> [Aim of the task]:
Going line by line through the entries below, note each one with "screenshot", then report how many there are and nothing else.

> [Data records]:

################

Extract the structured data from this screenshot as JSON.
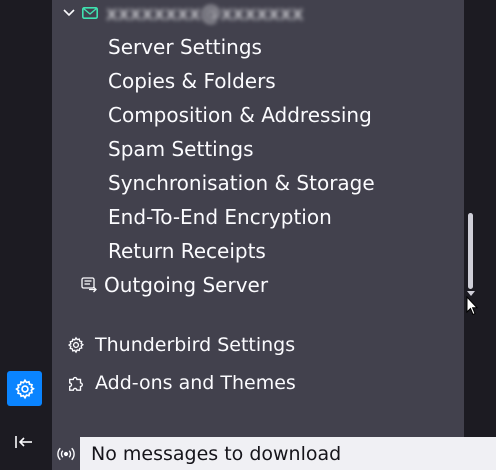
{
  "account": {
    "name": "xxxxxxxx@xxxxxxx",
    "icon": "mail-account-icon"
  },
  "settings_items": [
    {
      "label": "Server Settings"
    },
    {
      "label": "Copies & Folders"
    },
    {
      "label": "Composition & Addressing"
    },
    {
      "label": "Spam Settings"
    },
    {
      "label": "Synchronisation & Storage"
    },
    {
      "label": "End-To-End Encryption"
    },
    {
      "label": "Return Receipts"
    }
  ],
  "outgoing_server": {
    "label": "Outgoing Server",
    "icon": "outgoing-server-icon"
  },
  "global": {
    "thunderbird_settings": {
      "label": "Thunderbird Settings",
      "icon": "gear-icon"
    },
    "addons_themes": {
      "label": "Add-ons and Themes",
      "icon": "puzzle-icon"
    }
  },
  "status_bar": {
    "text": "No messages to download",
    "icon": "online-status-icon"
  },
  "colors": {
    "accent": "#0a84ff",
    "pane_bg": "#42414d",
    "toolbar_bg": "#1c1b22",
    "status_bg": "#f0f0f4",
    "account_icon_green": "#3fe1b0"
  }
}
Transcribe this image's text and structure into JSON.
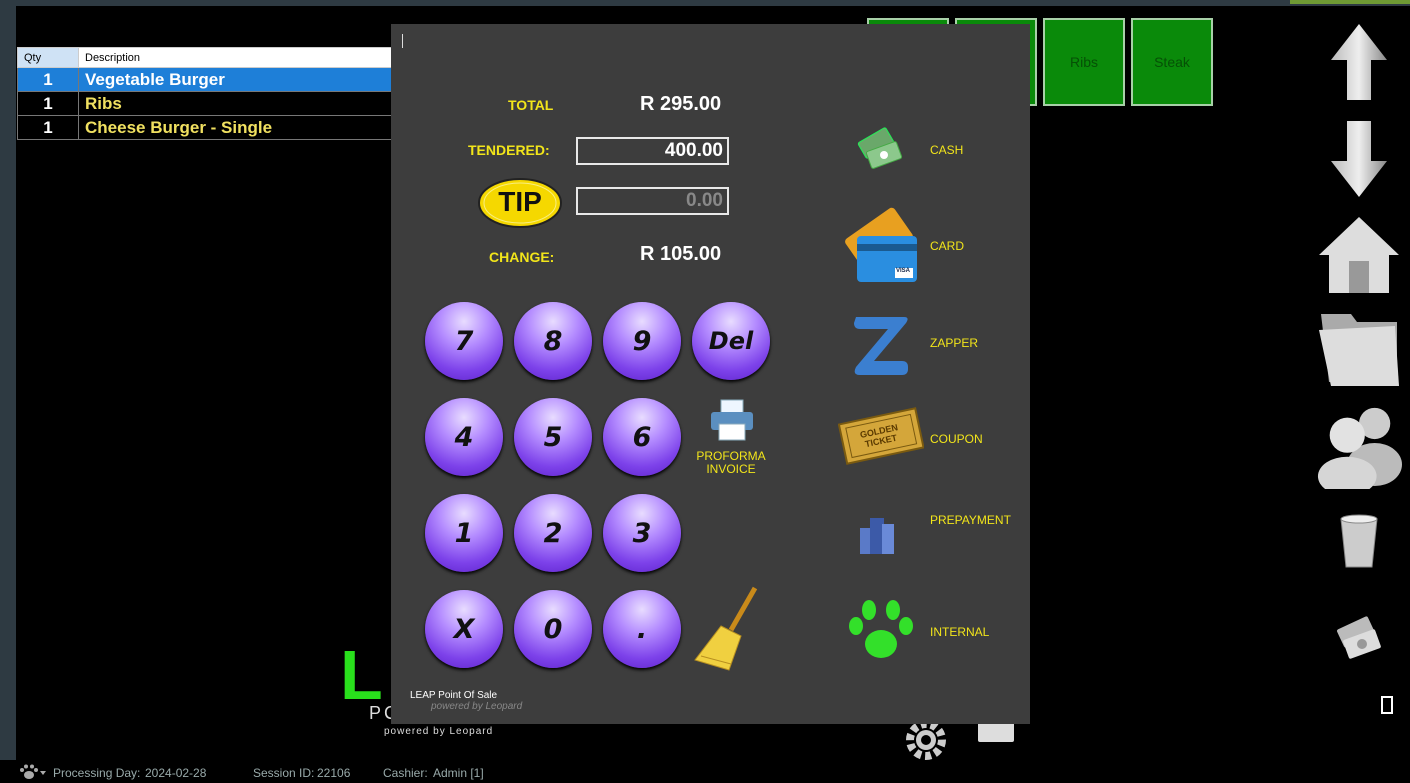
{
  "order": {
    "headers": {
      "qty": "Qty",
      "description": "Description"
    },
    "rows": [
      {
        "qty": "1",
        "description": "Vegetable Burger"
      },
      {
        "qty": "1",
        "description": "Ribs"
      },
      {
        "qty": "1",
        "description": "Cheese Burger - Single"
      }
    ]
  },
  "products": {
    "ribs": "Ribs",
    "steak": "Steak"
  },
  "payment": {
    "total_label": "TOTAL",
    "total_value": "R 295.00",
    "tendered_label": "TENDERED:",
    "tendered_value": "400.00",
    "tip_label": "TIP",
    "tip_value": "0.00",
    "change_label": "CHANGE:",
    "change_value": "R 105.00"
  },
  "keypad": {
    "k7": "7",
    "k8": "8",
    "k9": "9",
    "del": "Del",
    "k4": "4",
    "k5": "5",
    "k6": "6",
    "k1": "1",
    "k2": "2",
    "k3": "3",
    "x": "X",
    "k0": "0",
    "dot": "."
  },
  "proforma": {
    "line1": "PROFORMA",
    "line2": "INVOICE"
  },
  "methods": {
    "cash": "CASH",
    "card": "CARD",
    "zapper": "ZAPPER",
    "coupon": "COUPON",
    "prepayment": "PREPAYMENT",
    "internal": "INTERNAL"
  },
  "coupon_ticket_text": "GOLDEN TICKET",
  "card_text": "VISA",
  "modal_footer": {
    "title": "LEAP Point Of Sale",
    "sub": "powered by Leopard"
  },
  "brand": {
    "logo_letter": "L",
    "logo_partial": "PC",
    "powered": "powered by Leopard"
  },
  "status": {
    "processing_day_label": "Processing Day:",
    "processing_day": "2024-02-28",
    "session_label": "Session ID:",
    "session_id": "22106",
    "cashier_label": "Cashier:",
    "cashier": "Admin [1]"
  },
  "colors": {
    "accent_yellow": "#f2e51a",
    "selected_row": "#1e7fd8",
    "product_green": "#0a8a0a"
  }
}
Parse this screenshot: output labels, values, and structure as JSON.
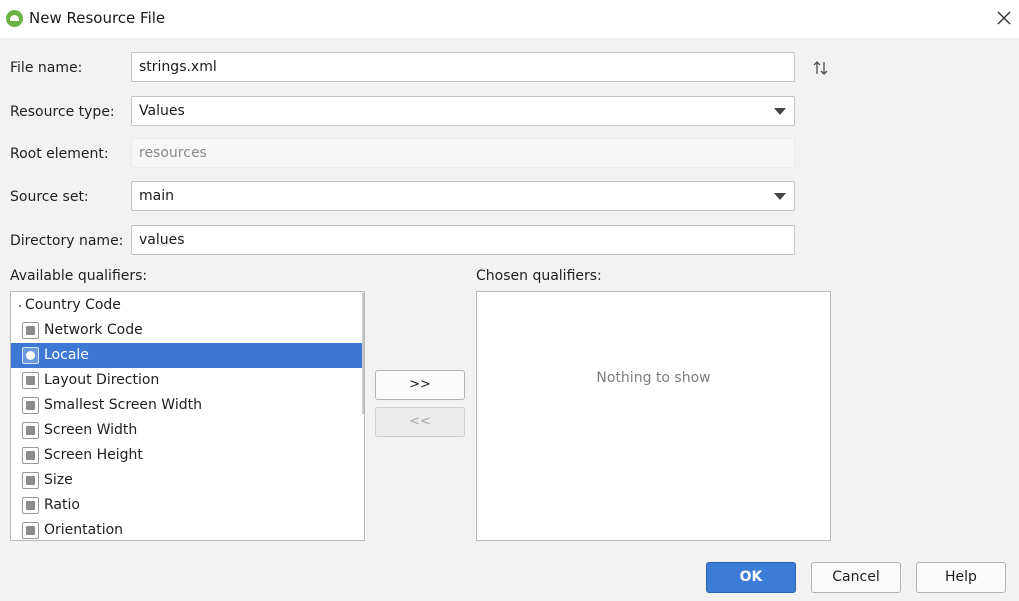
{
  "window": {
    "title": "New Resource File",
    "app_icon": "android-studio-icon",
    "close_icon": "close-icon"
  },
  "form": {
    "file_name": {
      "label": "File name:",
      "value": "strings.xml"
    },
    "resource_type": {
      "label": "Resource type:",
      "value": "Values"
    },
    "root_element": {
      "label": "Root element:",
      "value": "resources"
    },
    "source_set": {
      "label": "Source set:",
      "value": "main"
    },
    "directory_name": {
      "label": "Directory name:",
      "value": "values"
    }
  },
  "qualifiers": {
    "available_label": "Available qualifiers:",
    "chosen_label": "Chosen qualifiers:",
    "chosen_empty": "Nothing to show",
    "add_button": ">>",
    "remove_button": "<<",
    "available": [
      {
        "label": "Country Code",
        "icon": "none"
      },
      {
        "label": "Network Code",
        "icon": "network-code-icon"
      },
      {
        "label": "Locale",
        "icon": "globe-icon",
        "selected": true
      },
      {
        "label": "Layout Direction",
        "icon": "layout-direction-icon"
      },
      {
        "label": "Smallest Screen Width",
        "icon": "smallest-screen-width-icon"
      },
      {
        "label": "Screen Width",
        "icon": "screen-width-icon"
      },
      {
        "label": "Screen Height",
        "icon": "screen-height-icon"
      },
      {
        "label": "Size",
        "icon": "size-icon"
      },
      {
        "label": "Ratio",
        "icon": "ratio-icon"
      },
      {
        "label": "Orientation",
        "icon": "orientation-icon"
      }
    ]
  },
  "buttons": {
    "ok": "OK",
    "cancel": "Cancel",
    "help": "Help"
  },
  "colors": {
    "accent": "#3c7bd6",
    "selection": "#3d79d4",
    "background": "#f2f2f2"
  }
}
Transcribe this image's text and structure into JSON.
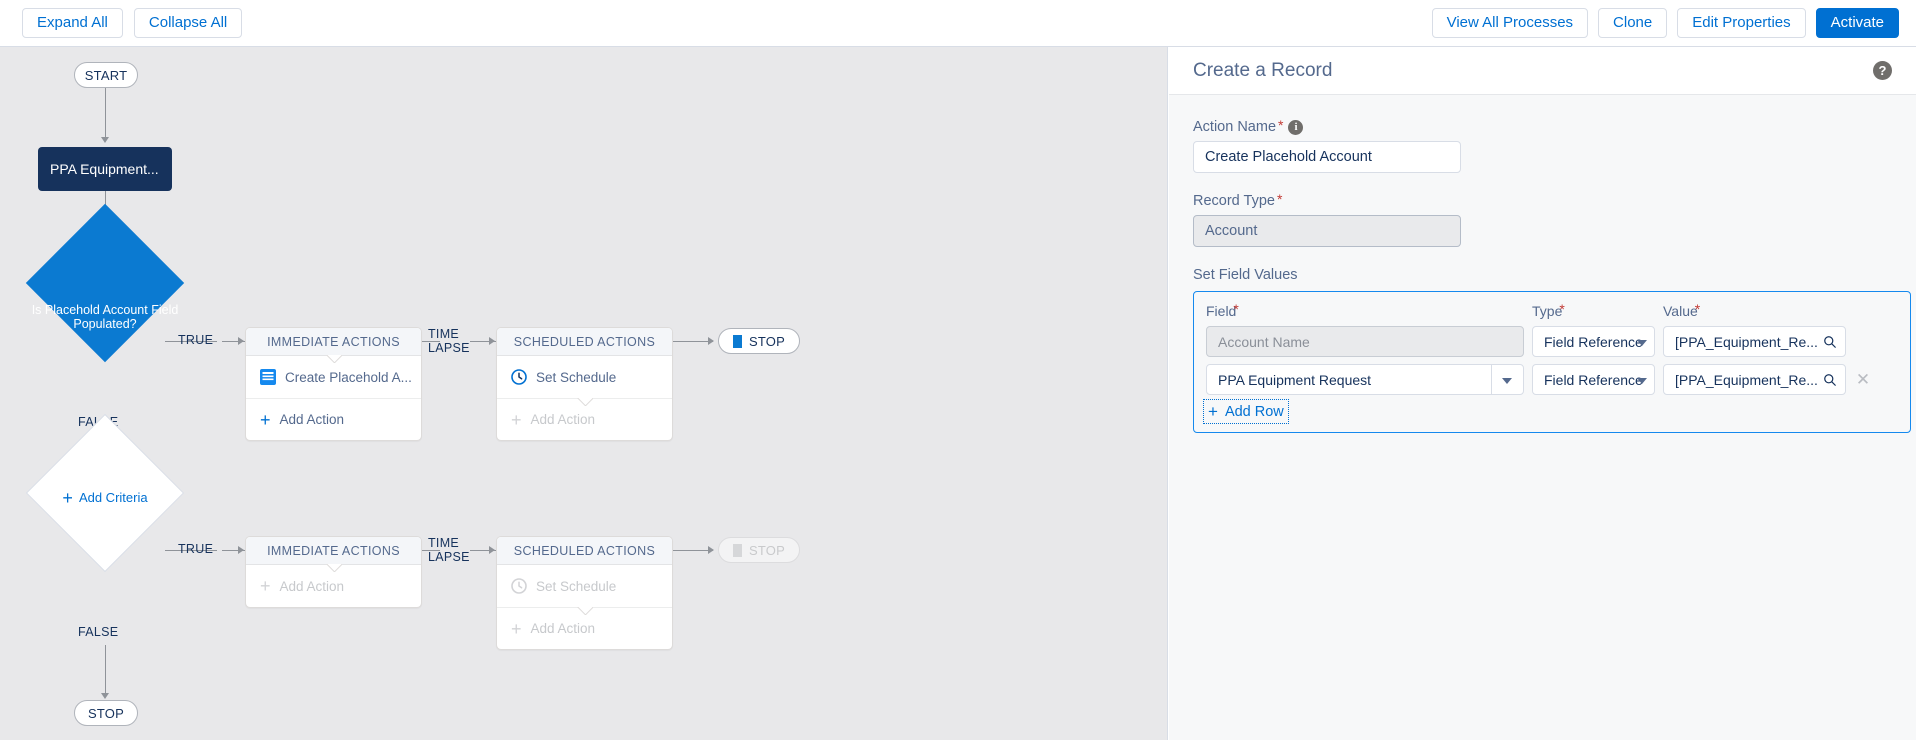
{
  "toolbar": {
    "left_buttons": [
      {
        "label": "Expand All",
        "name": "expand-all-button"
      },
      {
        "label": "Collapse All",
        "name": "collapse-all-button"
      }
    ],
    "right_buttons": [
      {
        "label": "View All Processes",
        "name": "view-all-processes-button"
      },
      {
        "label": "Clone",
        "name": "clone-button"
      },
      {
        "label": "Edit Properties",
        "name": "edit-properties-button"
      },
      {
        "label": "Activate",
        "name": "activate-button",
        "primary": true
      }
    ]
  },
  "canvas": {
    "start_label": "START",
    "object_node_label": "PPA Equipment...",
    "criteria_1": {
      "label": "Is Placehold Account Field Populated?",
      "true_label": "TRUE",
      "false_label": "FALSE",
      "immediate_header": "IMMEDIATE ACTIONS",
      "immediate_action": "Create Placehold A...",
      "immediate_add_action": "Add Action",
      "time_lapse_line1": "TIME",
      "time_lapse_line2": "LAPSE",
      "scheduled_header": "SCHEDULED ACTIONS",
      "set_schedule": "Set Schedule",
      "scheduled_add_action": "Add Action",
      "stop_label": "STOP"
    },
    "criteria_2": {
      "label": "Add Criteria",
      "true_label": "TRUE",
      "false_label": "FALSE",
      "immediate_header": "IMMEDIATE ACTIONS",
      "immediate_add_action": "Add Action",
      "time_lapse_line1": "TIME",
      "time_lapse_line2": "LAPSE",
      "scheduled_header": "SCHEDULED ACTIONS",
      "set_schedule": "Set Schedule",
      "scheduled_add_action": "Add Action",
      "stop_label": "STOP"
    },
    "end_stop_label": "STOP"
  },
  "panel": {
    "title": "Create a Record",
    "help_glyph": "?",
    "action_name": {
      "label": "Action Name",
      "required_mark": "*",
      "info_glyph": "i",
      "value": "Create Placehold Account"
    },
    "record_type": {
      "label": "Record Type",
      "required_mark": "*",
      "value": "Account"
    },
    "set_field_values": {
      "label": "Set Field Values",
      "columns": [
        {
          "label": "Field",
          "required_mark": "*"
        },
        {
          "label": "Type",
          "required_mark": "*"
        },
        {
          "label": "Value",
          "required_mark": "*"
        }
      ],
      "rows": [
        {
          "field": "Account Name",
          "field_readonly": true,
          "type": "Field Reference",
          "value": "[PPA_Equipment_Re...",
          "removable": false
        },
        {
          "field": "PPA Equipment Request",
          "field_readonly": false,
          "type": "Field Reference",
          "value": "[PPA_Equipment_Re...",
          "removable": true
        }
      ],
      "add_row_label": "Add Row"
    }
  },
  "colors": {
    "brand": "#0070d2",
    "criteria_blue": "#0b7ad1",
    "object_navy": "#16325c",
    "canvas_bg": "#e8e8ea",
    "required_red": "#c23934"
  }
}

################

> [Response area]:
2